-- Exercise --
Set the following entries down again exactly, line by line.

-- Supplied information --

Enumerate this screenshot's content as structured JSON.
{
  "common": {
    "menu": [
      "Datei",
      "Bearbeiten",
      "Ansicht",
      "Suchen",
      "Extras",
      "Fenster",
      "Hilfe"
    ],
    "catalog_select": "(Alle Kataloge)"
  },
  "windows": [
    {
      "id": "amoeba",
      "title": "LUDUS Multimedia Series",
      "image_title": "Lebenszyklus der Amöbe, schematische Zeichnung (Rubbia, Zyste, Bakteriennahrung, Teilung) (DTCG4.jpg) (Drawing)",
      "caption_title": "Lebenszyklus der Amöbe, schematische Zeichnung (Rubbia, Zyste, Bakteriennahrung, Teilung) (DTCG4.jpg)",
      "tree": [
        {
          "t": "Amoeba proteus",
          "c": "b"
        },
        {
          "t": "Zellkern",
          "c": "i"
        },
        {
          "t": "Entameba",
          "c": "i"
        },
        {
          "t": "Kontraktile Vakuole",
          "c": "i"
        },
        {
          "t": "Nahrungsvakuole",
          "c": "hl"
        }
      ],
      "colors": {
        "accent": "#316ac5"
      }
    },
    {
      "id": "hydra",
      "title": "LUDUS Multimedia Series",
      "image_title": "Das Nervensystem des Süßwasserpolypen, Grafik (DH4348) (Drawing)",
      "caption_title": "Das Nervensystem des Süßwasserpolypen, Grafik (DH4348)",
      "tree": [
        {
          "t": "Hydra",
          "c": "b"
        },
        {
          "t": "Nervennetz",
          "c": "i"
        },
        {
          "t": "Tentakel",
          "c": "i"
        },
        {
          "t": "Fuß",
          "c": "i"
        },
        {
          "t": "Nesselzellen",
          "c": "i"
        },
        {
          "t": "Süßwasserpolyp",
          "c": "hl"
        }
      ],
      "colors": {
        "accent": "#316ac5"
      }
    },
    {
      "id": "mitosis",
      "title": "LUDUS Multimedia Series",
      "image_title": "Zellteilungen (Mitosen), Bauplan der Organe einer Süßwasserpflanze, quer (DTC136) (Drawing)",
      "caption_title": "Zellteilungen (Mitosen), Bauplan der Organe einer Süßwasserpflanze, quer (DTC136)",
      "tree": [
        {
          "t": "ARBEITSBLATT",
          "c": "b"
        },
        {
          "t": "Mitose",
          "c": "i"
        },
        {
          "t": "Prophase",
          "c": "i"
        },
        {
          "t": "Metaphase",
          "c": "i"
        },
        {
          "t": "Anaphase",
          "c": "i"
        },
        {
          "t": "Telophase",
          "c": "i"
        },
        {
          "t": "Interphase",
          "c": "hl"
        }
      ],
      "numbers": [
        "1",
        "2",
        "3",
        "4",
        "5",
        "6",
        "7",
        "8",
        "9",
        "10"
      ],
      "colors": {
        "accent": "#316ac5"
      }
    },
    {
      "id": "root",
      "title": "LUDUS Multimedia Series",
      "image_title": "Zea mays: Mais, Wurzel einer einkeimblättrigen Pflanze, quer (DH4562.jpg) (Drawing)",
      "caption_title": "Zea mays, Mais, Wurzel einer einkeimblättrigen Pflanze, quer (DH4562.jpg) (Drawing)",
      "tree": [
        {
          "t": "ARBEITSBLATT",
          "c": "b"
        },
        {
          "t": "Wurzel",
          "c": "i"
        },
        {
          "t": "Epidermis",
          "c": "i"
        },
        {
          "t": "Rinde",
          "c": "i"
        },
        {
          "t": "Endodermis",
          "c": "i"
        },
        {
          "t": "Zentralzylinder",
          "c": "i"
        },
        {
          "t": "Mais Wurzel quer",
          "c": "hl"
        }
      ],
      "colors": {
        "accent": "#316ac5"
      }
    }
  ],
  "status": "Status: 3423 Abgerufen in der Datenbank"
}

-- Task solution --
Enumerate this screenshot's content as structured JSON.
{
  "common": {
    "menu": [
      "Datei",
      "Bearbeiten",
      "Ansicht",
      "Suchen",
      "Extras",
      "Fenster",
      "Hilfe"
    ],
    "catalog_select": "(Alle Kataloge)"
  },
  "windows": [
    {
      "id": "amoeba",
      "title": "LUDUS Multimedia Series",
      "image_title": "Lebenszyklus der Amöbe, schematische Zeichnung (Rubbia, Zyste, Bakteriennahrung, Teilung) (DTCG4.jpg) (Drawing)",
      "caption_title": "Lebenszyklus der Amöbe, schematische Zeichnung (Rubbia, Zyste, Bakteriennahrung, Teilung) (DTCG4.jpg)",
      "tree": [
        {
          "t": "Amoeba proteus",
          "c": "b"
        },
        {
          "t": "Zellkern",
          "c": "i"
        },
        {
          "t": "Entameba",
          "c": "i"
        },
        {
          "t": "Kontraktile Vakuole",
          "c": "i"
        },
        {
          "t": "Nahrungsvakuole",
          "c": "hl"
        }
      ],
      "colors": {
        "accent": "#316ac5"
      }
    },
    {
      "id": "hydra",
      "title": "LUDUS Multimedia Series",
      "image_title": "Das Nervensystem des Süßwasserpolypen, Grafik (DH4348) (Drawing)",
      "caption_title": "Das Nervensystem des Süßwasserpolypen, Grafik (DH4348)",
      "tree": [
        {
          "t": "Hydra",
          "c": "b"
        },
        {
          "t": "Nervennetz",
          "c": "i"
        },
        {
          "t": "Tentakel",
          "c": "i"
        },
        {
          "t": "Fuß",
          "c": "i"
        },
        {
          "t": "Nesselzellen",
          "c": "i"
        },
        {
          "t": "Süßwasserpolyp",
          "c": "hl"
        }
      ],
      "colors": {
        "accent": "#316ac5"
      }
    },
    {
      "id": "mitosis",
      "title": "LUDUS Multimedia Series",
      "image_title": "Zellteilungen (Mitosen), Bauplan der Organe einer Süßwasserpflanze, quer (DTC136) (Drawing)",
      "caption_title": "Zellteilungen (Mitosen), Bauplan der Organe einer Süßwasserpflanze, quer (DTC136)",
      "tree": [
        {
          "t": "ARBEITSBLATT",
          "c": "b"
        },
        {
          "t": "Mitose",
          "c": "i"
        },
        {
          "t": "Prophase",
          "c": "i"
        },
        {
          "t": "Metaphase",
          "c": "i"
        },
        {
          "t": "Anaphase",
          "c": "i"
        },
        {
          "t": "Telophase",
          "c": "i"
        },
        {
          "t": "Interphase",
          "c": "hl"
        }
      ],
      "numbers": [
        "1",
        "2",
        "3",
        "4",
        "5",
        "6",
        "7",
        "8",
        "9",
        "10"
      ],
      "colors": {
        "accent": "#316ac5"
      }
    },
    {
      "id": "root",
      "title": "LUDUS Multimedia Series",
      "image_title": "Zea mays: Mais, Wurzel einer einkeimblättrigen Pflanze, quer (DH4562.jpg) (Drawing)",
      "caption_title": "Zea mays, Mais, Wurzel einer einkeimblättrigen Pflanze, quer (DH4562.jpg) (Drawing)",
      "tree": [
        {
          "t": "ARBEITSBLATT",
          "c": "b"
        },
        {
          "t": "Wurzel",
          "c": "i"
        },
        {
          "t": "Epidermis",
          "c": "i"
        },
        {
          "t": "Rinde",
          "c": "i"
        },
        {
          "t": "Endodermis",
          "c": "i"
        },
        {
          "t": "Zentralzylinder",
          "c": "i"
        },
        {
          "t": "Mais Wurzel quer",
          "c": "hl"
        }
      ],
      "colors": {
        "accent": "#316ac5"
      }
    }
  ],
  "status": "Status: 3423 Abgerufen in der Datenbank"
}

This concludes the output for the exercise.